NSW cut the isolation period for people infected with COVID-19 to 10 days last week, but further reductions are under consideration.
State Health Minister Brad Hazzard said he believed the proposal was worth “strong consideration”.
Employment Minister Stuart Robert said it would be a decision for National Cabinet.
“But it just goes to show how well the nation’s doing, how strong our vaccination rates are, that these conversations are now being had,” he told Today.
It follows a move by the US Centres for Disease Control and Prevention to shorten the recommended isolation time for COVID-19 patients to five days, if they are asymptomatic.
The CDC similarly shortened the isolation time for close contacts – even recommending zero days in isolation for people who have had booster shots.
An expert backed the plan for Australia.
Professor Peter Collignon said it’s a balance between people being less infectious and the other costs of the rules such as economic impact.
He said changes need to be made more proportionate to risk, with only unvaccinated people most likely to become very ill.
“Day five is somewhat arbitrary but it’s at a level when your infectious dose and your ability to infect others is markedly lower for the majority of people,” he told Today.
“And that’s why they’ve picked that number.
“It could have been four days or seven days but every day you pick has both personal and economic consequences and you want to make the risk very low but you can’t necessarily make it zero for everybody. “
“You can’t eliminate COVID anymore.
“We need to keep the numbers down as low as we can but without, if you like, paralysing people and the economy.”
Meanwhile, NSW continues to call for people to avoid PCR testing unless they are directed to get one or have COVID-19 symptoms, with testing clinics overrun around the state.
Yesterday, at least one clinic was forced to turn people away even before it opened, as those seeking tests queued overnight.
But Pharmacy Guild of Australia NSW president David Heffernan said there was a shortage of rapid antigen tests on shelves due to the public holidays.
“Having these announcements obviously don’t help when pharmacies don’t have the ability to top up,” he said.
“There has been a spike in the demand of rapid antigen tests and therefore a lot of pharmacies have been depleted.”
NSW Premier Dominic Perrottet said more stock had been ordered.

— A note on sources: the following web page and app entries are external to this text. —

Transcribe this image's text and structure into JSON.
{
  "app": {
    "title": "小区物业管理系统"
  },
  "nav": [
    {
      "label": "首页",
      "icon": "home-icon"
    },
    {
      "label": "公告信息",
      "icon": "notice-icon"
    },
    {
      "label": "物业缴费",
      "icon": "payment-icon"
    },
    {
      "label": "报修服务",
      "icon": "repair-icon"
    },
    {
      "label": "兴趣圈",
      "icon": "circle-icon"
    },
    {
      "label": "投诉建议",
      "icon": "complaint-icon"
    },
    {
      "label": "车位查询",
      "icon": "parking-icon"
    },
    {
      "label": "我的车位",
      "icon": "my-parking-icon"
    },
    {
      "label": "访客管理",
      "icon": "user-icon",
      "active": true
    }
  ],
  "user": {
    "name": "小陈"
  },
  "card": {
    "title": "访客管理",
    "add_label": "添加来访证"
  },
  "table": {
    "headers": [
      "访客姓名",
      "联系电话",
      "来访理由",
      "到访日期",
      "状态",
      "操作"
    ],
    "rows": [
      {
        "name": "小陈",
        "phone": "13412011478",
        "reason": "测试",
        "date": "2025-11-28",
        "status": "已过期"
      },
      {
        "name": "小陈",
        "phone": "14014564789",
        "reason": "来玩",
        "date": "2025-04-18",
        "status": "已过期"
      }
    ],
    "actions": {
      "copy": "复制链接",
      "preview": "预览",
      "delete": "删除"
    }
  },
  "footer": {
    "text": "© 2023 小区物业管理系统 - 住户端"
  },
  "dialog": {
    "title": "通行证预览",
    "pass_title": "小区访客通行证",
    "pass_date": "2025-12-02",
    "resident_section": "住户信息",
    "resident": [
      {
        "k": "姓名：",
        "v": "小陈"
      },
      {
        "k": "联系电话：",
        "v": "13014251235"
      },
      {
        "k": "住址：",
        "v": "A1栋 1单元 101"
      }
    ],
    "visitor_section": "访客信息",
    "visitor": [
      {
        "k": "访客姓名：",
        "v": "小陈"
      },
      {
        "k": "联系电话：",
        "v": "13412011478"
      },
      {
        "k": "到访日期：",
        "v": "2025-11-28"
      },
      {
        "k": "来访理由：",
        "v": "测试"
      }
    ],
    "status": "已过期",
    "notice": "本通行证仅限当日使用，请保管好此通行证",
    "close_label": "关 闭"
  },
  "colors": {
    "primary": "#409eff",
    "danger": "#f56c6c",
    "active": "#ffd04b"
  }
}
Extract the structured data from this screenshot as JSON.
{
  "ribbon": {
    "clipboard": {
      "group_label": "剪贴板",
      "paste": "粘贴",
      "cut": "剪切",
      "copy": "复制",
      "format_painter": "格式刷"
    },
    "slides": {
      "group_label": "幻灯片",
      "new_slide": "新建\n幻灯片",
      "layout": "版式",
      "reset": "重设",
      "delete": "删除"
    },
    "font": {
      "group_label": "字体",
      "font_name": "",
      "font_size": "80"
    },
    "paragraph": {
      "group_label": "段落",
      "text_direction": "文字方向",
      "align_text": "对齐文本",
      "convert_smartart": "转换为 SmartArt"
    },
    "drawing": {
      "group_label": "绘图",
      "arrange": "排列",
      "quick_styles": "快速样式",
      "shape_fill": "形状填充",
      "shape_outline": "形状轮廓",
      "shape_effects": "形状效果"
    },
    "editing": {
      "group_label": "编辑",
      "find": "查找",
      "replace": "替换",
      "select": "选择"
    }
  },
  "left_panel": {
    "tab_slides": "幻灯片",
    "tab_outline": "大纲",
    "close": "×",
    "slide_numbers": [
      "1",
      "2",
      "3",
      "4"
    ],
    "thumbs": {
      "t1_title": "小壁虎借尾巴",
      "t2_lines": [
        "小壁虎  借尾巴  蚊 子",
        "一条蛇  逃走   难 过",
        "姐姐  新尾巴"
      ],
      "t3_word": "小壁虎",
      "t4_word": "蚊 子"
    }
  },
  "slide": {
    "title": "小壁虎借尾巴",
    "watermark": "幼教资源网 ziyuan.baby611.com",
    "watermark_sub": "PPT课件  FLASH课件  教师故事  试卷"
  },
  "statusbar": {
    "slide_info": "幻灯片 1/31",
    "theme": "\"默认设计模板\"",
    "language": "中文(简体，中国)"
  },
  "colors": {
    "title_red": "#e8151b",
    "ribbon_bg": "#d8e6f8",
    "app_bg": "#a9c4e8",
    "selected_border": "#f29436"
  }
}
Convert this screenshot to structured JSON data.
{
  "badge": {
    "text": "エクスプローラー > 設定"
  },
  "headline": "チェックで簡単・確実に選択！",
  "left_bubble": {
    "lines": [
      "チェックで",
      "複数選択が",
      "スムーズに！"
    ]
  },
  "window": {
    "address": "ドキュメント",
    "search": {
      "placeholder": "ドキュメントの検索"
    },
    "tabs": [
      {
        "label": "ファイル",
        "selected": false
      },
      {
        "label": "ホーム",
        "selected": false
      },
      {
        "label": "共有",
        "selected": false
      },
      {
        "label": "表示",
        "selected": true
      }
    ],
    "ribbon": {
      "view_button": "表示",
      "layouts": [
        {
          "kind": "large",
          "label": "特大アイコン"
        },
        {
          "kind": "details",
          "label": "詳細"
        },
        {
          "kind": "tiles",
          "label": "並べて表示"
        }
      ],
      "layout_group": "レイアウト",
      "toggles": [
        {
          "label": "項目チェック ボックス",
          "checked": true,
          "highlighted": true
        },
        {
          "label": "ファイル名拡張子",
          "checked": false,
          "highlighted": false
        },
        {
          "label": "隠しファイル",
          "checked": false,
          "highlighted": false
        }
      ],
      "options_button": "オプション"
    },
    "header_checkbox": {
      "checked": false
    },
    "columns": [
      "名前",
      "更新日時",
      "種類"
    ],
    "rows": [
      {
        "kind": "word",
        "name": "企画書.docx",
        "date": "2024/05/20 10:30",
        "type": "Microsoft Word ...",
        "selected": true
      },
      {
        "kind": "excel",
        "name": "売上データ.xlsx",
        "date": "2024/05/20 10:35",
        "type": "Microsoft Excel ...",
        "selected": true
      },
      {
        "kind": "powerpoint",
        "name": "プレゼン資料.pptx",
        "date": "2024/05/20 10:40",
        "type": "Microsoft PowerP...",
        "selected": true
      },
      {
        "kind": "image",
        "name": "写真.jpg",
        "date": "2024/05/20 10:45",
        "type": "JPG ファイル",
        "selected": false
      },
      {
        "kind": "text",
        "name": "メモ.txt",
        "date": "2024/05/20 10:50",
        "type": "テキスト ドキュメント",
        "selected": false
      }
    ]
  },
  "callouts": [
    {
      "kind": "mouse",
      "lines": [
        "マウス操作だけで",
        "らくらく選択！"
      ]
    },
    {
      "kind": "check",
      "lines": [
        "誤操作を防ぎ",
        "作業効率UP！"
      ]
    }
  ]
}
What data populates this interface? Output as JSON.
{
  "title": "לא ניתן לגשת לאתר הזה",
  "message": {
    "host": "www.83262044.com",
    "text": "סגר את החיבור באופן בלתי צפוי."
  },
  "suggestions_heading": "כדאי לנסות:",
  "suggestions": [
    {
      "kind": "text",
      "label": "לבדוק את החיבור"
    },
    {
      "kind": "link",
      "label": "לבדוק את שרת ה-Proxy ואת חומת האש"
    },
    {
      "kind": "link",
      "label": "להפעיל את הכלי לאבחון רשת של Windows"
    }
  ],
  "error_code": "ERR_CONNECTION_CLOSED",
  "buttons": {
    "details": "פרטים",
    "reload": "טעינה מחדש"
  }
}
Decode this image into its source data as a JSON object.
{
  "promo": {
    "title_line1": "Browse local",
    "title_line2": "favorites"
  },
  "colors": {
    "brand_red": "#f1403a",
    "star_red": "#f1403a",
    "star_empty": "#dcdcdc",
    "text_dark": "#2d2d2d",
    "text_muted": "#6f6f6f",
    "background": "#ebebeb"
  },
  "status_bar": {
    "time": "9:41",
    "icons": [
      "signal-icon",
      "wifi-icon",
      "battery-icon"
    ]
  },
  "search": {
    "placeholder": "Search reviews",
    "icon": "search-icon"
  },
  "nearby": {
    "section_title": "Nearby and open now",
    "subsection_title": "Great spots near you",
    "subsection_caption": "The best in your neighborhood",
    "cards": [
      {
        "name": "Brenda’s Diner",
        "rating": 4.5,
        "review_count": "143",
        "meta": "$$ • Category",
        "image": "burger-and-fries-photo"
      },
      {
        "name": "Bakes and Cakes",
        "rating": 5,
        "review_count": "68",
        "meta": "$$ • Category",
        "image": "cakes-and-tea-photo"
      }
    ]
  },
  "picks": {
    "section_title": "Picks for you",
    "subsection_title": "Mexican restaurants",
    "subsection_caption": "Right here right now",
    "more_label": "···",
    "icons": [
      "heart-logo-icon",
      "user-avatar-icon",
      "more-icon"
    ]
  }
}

“We’ve put an order in for 20 million rapid tests and my understanding is they will be available by the end of January,” he said.
NSW reported 6062 new COVID-19 cases and one death yesterday, with intensive care admissions rising only slightly.